Source records:
----
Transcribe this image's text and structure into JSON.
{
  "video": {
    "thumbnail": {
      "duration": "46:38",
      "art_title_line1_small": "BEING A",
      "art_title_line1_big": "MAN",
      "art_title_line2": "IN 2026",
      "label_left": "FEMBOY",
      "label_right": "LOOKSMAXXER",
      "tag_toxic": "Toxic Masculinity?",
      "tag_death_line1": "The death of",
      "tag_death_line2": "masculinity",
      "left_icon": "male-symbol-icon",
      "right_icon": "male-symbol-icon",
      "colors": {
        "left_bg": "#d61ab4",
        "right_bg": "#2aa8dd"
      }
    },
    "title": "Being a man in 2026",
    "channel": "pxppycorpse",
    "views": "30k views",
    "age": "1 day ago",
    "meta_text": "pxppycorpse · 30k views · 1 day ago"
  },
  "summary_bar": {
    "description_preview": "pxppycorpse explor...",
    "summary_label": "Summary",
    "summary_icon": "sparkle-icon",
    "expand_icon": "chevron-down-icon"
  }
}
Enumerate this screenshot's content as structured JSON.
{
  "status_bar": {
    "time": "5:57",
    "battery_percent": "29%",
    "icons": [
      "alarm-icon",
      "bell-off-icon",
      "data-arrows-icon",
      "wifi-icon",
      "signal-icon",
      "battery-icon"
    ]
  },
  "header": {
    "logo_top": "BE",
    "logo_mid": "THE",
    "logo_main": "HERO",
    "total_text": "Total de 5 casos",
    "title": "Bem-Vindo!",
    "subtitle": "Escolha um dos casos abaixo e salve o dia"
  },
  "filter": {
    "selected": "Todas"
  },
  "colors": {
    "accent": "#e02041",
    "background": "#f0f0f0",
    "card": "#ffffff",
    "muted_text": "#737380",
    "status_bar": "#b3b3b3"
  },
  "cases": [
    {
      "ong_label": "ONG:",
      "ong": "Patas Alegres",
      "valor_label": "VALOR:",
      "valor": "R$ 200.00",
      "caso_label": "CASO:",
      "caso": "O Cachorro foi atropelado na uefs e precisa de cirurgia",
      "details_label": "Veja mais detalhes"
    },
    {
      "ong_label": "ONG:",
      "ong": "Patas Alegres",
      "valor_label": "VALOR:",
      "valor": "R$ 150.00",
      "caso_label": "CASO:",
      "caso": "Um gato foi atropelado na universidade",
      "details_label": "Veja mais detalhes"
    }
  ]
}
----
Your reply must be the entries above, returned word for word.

▶ [Written solution]:
Transcribe this image's text and structure into JSON.
{
  "video": {
    "thumbnail": {
      "duration": "46:38",
      "art_title_line1_small": "BEING A",
      "art_title_line1_big": "MAN",
      "art_title_line2": "IN 2026",
      "label_left": "FEMBOY",
      "label_right": "LOOKSMAXXER",
      "tag_toxic": "Toxic Masculinity?",
      "tag_death_line1": "The death of",
      "tag_death_line2": "masculinity",
      "left_icon": "male-symbol-icon",
      "right_icon": "male-symbol-icon",
      "colors": {
        "left_bg": "#d61ab4",
        "right_bg": "#2aa8dd"
      }
    },
    "title": "Being a man in 2026",
    "channel": "pxppycorpse",
    "views": "30k views",
    "age": "1 day ago",
    "meta_text": "pxppycorpse · 30k views · 1 day ago"
  },
  "summary_bar": {
    "description_preview": "pxppycorpse explor...",
    "summary_label": "Summary",
    "summary_icon": "sparkle-icon",
    "expand_icon": "chevron-down-icon"
  }
}
Enumerate this screenshot's content as structured JSON.
{
  "status_bar": {
    "time": "5:57",
    "battery_percent": "29%",
    "icons": [
      "alarm-icon",
      "bell-off-icon",
      "data-arrows-icon",
      "wifi-icon",
      "signal-icon",
      "battery-icon"
    ]
  },
  "header": {
    "logo_top": "BE",
    "logo_mid": "THE",
    "logo_main": "HERO",
    "total_text": "Total de 5 casos",
    "title": "Bem-Vindo!",
    "subtitle": "Escolha um dos casos abaixo e salve o dia"
  },
  "filter": {
    "selected": "Todas"
  },
  "colors": {
    "accent": "#e02041",
    "background": "#f0f0f0",
    "card": "#ffffff",
    "muted_text": "#737380",
    "status_bar": "#b3b3b3"
  },
  "cases": [
    {
      "ong_label": "ONG:",
      "ong": "Patas Alegres",
      "valor_label": "VALOR:",
      "valor": "R$ 200.00",
      "caso_label": "CASO:",
      "caso": "O Cachorro foi atropelado na uefs e precisa de cirurgia",
      "details_label": "Veja mais detalhes"
    },
    {
      "ong_label": "ONG:",
      "ong": "Patas Alegres",
      "valor_label": "VALOR:",
      "valor": "R$ 150.00",
      "caso_label": "CASO:",
      "caso": "Um gato foi atropelado na universidade",
      "details_label": "Veja mais detalhes"
    }
  ]
}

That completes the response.